Problem details: Search the listing for the string "JSON". Copy every line that has it.

Segment Open

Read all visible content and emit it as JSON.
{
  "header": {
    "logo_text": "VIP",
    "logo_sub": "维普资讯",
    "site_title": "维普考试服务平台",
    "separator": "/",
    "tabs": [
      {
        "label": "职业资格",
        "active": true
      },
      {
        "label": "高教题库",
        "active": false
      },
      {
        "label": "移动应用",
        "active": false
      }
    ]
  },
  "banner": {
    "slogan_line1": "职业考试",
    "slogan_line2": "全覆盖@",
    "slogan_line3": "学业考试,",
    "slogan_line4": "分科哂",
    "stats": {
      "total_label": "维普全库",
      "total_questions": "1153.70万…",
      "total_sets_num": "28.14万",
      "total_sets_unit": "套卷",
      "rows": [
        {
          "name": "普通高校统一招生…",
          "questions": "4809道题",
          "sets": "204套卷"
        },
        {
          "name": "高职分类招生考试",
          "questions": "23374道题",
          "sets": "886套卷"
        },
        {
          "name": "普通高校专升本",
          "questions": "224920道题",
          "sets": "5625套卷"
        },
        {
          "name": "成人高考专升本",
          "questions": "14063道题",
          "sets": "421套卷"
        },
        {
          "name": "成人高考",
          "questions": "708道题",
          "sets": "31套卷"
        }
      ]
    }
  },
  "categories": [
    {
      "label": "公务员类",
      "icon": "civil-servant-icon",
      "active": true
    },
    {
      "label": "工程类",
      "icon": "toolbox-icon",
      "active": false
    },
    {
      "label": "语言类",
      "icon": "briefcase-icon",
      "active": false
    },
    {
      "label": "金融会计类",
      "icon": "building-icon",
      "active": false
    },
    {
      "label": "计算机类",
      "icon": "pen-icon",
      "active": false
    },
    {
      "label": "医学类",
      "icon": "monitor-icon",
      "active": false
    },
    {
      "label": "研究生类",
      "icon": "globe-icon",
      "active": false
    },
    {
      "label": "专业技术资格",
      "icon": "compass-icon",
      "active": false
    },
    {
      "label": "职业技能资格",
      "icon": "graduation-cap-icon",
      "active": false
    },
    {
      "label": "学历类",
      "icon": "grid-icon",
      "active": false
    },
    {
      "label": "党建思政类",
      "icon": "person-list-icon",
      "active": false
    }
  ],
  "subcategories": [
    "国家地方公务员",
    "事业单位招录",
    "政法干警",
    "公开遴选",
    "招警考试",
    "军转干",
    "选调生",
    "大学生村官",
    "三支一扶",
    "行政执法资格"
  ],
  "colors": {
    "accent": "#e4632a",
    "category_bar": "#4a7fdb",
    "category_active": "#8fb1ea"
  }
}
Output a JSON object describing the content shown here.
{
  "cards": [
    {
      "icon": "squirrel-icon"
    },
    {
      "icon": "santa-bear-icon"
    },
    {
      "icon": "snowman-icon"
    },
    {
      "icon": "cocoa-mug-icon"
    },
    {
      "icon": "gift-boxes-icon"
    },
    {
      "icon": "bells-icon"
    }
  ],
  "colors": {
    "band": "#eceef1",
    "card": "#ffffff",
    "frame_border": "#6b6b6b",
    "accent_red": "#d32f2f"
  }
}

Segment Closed

Task response:
Read all visible content and emit it as JSON.
Output a JSON object describing the content shown here.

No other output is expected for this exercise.